Advent is not just a time of “waiting around.” Rather, we keep watch. We remain ready to act in hope and compassion. The anticipation of Advent is a dynamic waiting.

The 12th century abbot and theologian Bernard of Clairvaux wrote eloquently about “three Advents.”

The first Advent is the birth of Jesus, the Incarnation. We tell the story of an unwed teenaged Palestinian woman bearing a child, giving birth as a poor peasant in the place where animals lay. In Matthew’s story, that young family became refugees, rushing to Egypt in fear of their lives as the murderous King Herod sought to kill the child.
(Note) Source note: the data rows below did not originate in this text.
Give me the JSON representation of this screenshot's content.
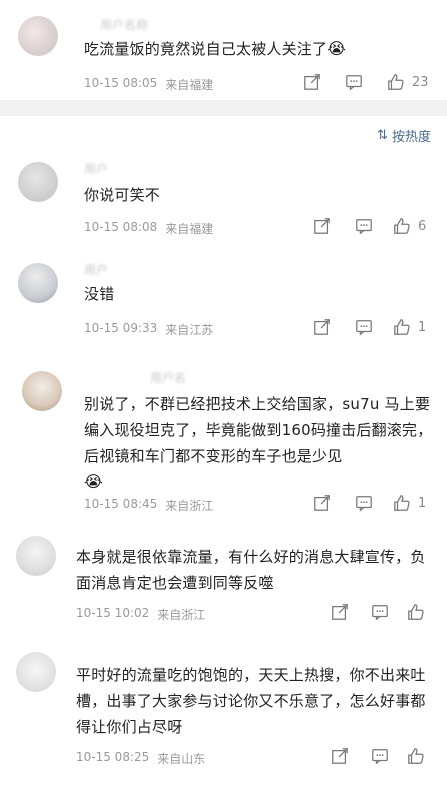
{
  "top": {
    "text": "吃流量饭的竟然说自己太被人关注了",
    "time": "10-15 08:05",
    "location": "来自福建",
    "likes": "23"
  },
  "sort": {
    "label": "按热度"
  },
  "comments": [
    {
      "text": "你说可笑不",
      "time": "10-15 08:08",
      "location": "来自福建",
      "likes": "6"
    },
    {
      "text": "没错",
      "time": "10-15 09:33",
      "location": "来自江苏",
      "likes": "1"
    },
    {
      "text": "别说了，不群已经把技术上交给国家，su7u 马上要编入现役坦克了，毕竟能做到160码撞击后翻滚完，后视镜和车门都不变形的车子也是少见",
      "time": "10-15 08:45",
      "location": "来自浙江",
      "likes": "1"
    },
    {
      "text": "本身就是很依靠流量，有什么好的消息大肆宣传，负面消息肯定也会遭到同等反噬",
      "time": "10-15 10:02",
      "location": "来自浙江",
      "likes": ""
    },
    {
      "text": "平时好的流量吃的饱饱的，天天上热搜，你不出来吐槽，出事了大家参与讨论你又不乐意了，怎么好事都得让你们占尽呀",
      "time": "10-15 08:25",
      "location": "来自山东",
      "likes": ""
    }
  ],
  "emoji": "😭"
}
The third Advent is the Advent at the end of the age, the Parousia when Jesus comes again to set everything right. This last Advent heralds the full coming of God’s kingdom, for which we pray every time we utter the Lord’s Prayer— “your kingdom come on earth as in heaven.”

The second Advent is the one in between, the everyday arrival of Jesus: the knock at the door; the still, small voice; the hungry mother seeking food for herself and her children; the migrant worker; the weary refugee; the asylum seeker; the tired, cold, homeless person begging for a word of comfort, a dollar of hope. Leo Tolstoy tells the story of this Advent beautifully in “Where Love Is, God Is,” also known as “Martin the Cobbler.”

In my mind this second Advent is most important of all, for it happens in the thick of our everyday lives. We learn to discern where Jesus comes again and again. We hold the growing, flickering light amid the shadows of the world within us. Our hope spurs us to action as we seek where we may find the Christ child amid poverty, pain, and dispossession.

In this second Advent, we learn anew that faith is a verb. Faith is how we embody God’s love, God’s justice, God’s peace, God’s intention for our world.

Yme Woensdregt is a retired Anglican priest living in Cranbrook.

Religion